Items from an interface collection
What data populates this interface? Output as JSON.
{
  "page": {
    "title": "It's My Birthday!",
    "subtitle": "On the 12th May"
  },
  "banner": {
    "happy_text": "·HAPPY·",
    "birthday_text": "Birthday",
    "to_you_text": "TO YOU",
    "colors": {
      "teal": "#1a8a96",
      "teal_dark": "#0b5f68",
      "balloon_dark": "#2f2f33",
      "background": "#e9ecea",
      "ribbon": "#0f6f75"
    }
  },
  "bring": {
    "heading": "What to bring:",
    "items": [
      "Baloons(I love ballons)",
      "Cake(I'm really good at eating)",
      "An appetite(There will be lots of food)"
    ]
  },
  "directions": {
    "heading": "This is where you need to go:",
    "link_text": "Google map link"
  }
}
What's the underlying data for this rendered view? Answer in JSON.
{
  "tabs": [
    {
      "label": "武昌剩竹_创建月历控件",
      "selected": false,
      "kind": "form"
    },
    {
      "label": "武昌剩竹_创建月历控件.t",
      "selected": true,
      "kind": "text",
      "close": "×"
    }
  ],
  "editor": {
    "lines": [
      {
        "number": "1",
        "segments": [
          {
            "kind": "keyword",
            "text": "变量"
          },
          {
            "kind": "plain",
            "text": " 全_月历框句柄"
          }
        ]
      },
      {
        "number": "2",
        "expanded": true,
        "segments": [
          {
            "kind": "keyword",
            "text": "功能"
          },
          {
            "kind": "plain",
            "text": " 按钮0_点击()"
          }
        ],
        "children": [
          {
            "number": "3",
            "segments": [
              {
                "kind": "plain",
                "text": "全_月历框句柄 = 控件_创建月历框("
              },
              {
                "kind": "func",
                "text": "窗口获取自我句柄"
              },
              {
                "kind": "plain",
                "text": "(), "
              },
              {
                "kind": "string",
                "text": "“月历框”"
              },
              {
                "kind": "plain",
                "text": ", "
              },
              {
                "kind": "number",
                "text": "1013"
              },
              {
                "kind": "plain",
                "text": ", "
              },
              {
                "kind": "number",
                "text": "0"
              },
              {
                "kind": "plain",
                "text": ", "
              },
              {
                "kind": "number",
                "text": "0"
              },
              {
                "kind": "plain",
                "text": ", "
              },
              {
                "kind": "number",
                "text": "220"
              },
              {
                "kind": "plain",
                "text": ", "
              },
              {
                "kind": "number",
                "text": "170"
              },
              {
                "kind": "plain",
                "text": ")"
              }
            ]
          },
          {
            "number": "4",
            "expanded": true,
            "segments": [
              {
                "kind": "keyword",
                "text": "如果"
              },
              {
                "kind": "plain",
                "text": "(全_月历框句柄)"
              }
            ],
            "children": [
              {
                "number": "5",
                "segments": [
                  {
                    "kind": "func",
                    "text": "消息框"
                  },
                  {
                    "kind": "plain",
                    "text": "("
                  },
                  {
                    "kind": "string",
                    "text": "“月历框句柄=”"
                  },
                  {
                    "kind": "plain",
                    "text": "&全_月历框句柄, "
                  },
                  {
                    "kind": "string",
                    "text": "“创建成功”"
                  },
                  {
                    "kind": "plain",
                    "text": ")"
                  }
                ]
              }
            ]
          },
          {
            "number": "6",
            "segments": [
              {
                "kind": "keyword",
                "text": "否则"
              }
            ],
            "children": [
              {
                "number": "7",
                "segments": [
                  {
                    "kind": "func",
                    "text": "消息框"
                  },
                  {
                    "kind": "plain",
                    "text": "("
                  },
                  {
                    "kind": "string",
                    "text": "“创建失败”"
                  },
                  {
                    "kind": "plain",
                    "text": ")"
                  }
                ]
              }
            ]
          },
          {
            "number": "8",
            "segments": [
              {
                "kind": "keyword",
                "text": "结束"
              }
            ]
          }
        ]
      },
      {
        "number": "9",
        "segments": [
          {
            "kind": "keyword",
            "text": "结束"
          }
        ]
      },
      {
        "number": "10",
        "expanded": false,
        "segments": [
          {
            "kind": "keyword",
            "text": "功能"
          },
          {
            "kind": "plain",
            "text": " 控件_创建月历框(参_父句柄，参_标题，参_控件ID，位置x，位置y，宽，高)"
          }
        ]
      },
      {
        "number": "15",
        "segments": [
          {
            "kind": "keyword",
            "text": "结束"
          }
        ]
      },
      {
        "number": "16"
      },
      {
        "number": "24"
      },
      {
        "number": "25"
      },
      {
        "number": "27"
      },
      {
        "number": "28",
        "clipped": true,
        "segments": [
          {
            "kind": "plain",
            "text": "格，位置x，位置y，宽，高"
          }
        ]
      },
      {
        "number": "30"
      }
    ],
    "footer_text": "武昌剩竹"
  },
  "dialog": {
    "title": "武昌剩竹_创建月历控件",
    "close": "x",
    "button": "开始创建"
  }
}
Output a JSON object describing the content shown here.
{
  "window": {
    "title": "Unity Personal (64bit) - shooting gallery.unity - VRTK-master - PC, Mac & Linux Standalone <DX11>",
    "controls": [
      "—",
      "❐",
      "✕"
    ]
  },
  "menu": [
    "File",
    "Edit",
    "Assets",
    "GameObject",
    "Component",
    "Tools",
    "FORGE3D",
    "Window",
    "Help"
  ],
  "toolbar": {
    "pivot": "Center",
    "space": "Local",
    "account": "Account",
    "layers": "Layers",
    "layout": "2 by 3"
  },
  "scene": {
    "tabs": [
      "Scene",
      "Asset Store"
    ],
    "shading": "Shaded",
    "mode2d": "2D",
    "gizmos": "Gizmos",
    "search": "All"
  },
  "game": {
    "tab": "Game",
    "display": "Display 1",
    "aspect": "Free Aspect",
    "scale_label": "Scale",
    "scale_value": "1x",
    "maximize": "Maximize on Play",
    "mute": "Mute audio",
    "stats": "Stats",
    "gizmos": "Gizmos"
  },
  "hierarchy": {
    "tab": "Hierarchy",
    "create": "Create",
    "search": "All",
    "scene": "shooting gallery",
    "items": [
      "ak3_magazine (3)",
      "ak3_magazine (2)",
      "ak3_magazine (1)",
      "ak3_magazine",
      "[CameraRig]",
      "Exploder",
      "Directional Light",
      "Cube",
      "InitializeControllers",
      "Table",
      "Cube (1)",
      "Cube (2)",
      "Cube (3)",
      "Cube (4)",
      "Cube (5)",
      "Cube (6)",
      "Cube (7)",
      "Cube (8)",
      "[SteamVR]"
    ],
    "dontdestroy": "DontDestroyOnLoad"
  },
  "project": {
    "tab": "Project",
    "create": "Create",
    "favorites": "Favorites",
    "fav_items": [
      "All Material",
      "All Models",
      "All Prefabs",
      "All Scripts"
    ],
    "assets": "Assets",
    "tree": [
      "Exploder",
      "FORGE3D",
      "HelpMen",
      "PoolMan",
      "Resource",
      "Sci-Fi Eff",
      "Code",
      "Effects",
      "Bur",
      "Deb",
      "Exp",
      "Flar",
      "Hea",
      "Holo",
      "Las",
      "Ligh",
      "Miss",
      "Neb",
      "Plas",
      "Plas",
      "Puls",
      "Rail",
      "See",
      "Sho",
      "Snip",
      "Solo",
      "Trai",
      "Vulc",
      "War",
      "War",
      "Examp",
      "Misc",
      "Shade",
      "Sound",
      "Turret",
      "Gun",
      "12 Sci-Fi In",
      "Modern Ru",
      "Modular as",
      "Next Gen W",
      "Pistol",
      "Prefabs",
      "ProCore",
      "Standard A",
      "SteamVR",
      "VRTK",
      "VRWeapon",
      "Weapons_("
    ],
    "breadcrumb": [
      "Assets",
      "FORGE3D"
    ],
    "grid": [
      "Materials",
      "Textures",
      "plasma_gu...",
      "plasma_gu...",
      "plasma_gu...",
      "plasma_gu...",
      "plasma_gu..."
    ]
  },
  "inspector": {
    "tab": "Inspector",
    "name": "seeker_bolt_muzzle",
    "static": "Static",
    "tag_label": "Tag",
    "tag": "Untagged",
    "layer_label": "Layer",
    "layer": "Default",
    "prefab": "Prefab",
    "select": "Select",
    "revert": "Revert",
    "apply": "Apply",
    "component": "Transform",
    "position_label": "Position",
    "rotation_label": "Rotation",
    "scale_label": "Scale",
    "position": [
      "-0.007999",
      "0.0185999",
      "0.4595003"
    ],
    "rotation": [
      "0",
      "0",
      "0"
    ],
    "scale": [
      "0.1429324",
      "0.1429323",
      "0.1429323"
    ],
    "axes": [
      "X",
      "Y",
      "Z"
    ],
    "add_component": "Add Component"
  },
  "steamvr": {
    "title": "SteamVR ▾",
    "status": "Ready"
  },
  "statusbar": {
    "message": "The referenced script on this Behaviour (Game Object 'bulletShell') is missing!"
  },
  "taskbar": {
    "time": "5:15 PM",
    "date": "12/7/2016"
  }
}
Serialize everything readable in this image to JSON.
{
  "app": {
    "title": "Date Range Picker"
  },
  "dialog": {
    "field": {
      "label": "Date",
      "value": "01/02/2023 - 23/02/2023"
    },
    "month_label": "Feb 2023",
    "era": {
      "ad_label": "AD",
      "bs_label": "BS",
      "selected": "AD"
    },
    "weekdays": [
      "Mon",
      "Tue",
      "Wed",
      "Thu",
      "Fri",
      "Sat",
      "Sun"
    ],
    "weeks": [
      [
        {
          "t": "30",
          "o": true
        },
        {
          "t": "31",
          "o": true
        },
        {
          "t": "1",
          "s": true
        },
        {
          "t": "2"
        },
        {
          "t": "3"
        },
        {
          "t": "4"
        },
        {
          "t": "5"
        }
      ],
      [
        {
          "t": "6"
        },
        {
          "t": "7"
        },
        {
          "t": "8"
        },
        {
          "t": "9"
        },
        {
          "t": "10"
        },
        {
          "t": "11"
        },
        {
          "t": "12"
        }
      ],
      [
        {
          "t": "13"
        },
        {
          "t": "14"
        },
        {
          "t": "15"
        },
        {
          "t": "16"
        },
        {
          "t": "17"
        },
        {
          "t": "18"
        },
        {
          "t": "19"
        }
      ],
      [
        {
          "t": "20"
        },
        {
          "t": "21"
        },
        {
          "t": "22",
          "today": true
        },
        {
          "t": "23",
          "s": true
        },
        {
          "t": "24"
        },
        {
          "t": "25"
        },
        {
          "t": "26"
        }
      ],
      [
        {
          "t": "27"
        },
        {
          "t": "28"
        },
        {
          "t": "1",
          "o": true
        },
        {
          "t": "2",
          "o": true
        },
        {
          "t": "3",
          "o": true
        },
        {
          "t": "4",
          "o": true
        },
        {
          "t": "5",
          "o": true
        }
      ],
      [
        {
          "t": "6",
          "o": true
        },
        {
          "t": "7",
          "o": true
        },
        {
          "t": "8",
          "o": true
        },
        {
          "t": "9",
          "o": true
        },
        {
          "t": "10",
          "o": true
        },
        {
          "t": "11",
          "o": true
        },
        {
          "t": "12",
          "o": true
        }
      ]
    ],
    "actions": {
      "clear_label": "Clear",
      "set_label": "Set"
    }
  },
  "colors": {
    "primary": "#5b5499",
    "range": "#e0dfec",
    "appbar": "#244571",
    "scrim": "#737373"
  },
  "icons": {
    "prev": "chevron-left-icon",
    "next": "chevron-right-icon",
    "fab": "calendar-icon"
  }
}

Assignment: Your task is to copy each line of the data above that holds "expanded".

Result:
        "expanded": true,
            "expanded": true,
        "expanded": false,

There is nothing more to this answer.